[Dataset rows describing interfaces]
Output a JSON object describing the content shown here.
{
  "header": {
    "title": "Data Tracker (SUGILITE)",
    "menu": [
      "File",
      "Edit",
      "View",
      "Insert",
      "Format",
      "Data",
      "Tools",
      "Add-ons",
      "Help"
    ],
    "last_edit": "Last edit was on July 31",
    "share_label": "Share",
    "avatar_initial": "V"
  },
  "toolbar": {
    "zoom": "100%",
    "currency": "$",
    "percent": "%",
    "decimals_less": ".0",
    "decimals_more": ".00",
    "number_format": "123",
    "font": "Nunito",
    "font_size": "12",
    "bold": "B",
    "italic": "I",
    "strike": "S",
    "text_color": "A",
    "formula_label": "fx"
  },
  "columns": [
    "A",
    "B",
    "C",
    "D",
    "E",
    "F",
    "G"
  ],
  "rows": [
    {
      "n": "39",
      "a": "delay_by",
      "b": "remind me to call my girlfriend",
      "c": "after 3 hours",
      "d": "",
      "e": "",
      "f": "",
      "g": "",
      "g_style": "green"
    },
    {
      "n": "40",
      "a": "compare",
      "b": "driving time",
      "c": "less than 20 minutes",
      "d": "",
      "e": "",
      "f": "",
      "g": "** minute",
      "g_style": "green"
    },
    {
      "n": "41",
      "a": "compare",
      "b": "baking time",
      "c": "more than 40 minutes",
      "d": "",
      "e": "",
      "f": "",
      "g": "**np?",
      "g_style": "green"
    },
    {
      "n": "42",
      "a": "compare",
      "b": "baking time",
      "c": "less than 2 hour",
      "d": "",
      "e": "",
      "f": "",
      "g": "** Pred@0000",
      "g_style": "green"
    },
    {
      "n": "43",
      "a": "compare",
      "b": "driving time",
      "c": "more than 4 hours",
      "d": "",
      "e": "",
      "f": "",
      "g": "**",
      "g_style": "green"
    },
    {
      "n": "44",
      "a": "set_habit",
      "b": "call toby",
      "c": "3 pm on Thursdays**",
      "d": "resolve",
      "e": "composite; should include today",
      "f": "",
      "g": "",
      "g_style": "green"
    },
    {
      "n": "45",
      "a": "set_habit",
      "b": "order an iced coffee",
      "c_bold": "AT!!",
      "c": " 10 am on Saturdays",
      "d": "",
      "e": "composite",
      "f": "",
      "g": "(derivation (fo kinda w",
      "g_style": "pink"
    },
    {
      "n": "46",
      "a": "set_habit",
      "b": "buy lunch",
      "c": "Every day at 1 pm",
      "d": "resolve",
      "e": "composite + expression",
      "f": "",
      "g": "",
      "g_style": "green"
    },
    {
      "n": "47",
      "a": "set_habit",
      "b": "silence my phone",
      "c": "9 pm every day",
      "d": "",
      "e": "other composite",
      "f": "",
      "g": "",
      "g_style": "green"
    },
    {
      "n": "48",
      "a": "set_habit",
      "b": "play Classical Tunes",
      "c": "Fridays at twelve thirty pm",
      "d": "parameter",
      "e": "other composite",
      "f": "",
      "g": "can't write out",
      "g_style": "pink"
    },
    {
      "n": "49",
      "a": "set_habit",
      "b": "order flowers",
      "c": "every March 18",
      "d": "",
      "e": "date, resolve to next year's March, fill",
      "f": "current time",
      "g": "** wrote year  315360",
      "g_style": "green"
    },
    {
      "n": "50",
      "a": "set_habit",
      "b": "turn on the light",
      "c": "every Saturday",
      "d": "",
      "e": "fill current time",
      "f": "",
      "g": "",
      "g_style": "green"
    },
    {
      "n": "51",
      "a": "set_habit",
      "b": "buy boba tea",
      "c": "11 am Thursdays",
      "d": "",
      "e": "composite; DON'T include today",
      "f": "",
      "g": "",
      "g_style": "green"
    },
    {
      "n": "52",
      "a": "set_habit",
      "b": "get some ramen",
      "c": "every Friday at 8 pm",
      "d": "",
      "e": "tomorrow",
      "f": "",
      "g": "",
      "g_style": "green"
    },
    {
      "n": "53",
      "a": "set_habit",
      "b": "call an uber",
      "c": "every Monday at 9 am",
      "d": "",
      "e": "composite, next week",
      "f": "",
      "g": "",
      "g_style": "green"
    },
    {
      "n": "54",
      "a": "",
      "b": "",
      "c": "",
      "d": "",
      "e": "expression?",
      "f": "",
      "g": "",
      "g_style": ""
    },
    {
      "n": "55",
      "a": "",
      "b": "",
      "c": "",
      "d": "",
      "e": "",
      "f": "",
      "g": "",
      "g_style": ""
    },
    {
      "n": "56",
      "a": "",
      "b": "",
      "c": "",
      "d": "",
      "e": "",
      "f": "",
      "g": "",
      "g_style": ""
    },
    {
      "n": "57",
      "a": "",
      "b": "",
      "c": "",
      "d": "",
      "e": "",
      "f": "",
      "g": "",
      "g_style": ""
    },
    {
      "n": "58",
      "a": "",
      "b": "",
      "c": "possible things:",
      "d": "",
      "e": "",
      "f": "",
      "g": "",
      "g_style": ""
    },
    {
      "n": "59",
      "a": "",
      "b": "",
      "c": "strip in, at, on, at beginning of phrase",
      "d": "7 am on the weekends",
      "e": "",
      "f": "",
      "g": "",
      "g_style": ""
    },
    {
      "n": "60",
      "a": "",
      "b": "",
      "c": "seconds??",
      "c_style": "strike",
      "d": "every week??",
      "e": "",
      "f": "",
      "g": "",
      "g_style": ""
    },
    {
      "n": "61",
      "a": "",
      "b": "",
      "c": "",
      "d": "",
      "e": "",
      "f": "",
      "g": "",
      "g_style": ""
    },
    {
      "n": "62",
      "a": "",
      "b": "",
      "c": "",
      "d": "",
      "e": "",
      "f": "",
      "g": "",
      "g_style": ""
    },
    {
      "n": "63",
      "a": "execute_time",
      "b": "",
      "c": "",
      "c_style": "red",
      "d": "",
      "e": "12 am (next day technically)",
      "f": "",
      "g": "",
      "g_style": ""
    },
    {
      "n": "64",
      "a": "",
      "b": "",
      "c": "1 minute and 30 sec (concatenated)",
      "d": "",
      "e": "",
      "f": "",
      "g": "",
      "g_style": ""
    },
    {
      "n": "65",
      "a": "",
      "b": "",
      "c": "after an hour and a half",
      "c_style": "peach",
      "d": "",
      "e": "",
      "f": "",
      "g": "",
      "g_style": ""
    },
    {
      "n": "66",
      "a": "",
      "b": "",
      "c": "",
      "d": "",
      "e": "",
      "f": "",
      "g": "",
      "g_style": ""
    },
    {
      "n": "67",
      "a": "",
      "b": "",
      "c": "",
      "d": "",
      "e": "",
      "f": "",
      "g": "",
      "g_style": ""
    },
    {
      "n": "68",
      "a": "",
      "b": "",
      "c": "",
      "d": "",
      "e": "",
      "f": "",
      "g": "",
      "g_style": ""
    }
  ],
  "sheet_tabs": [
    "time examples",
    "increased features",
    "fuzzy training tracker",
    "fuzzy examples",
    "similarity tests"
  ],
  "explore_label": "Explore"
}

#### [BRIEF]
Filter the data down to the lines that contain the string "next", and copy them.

#### [SOLUTION TO THIS EXERCISE]
      "e": "date, resolve to next year's March, fill",
      "e": "composite, next week",
      "e": "12 am (next day technically)",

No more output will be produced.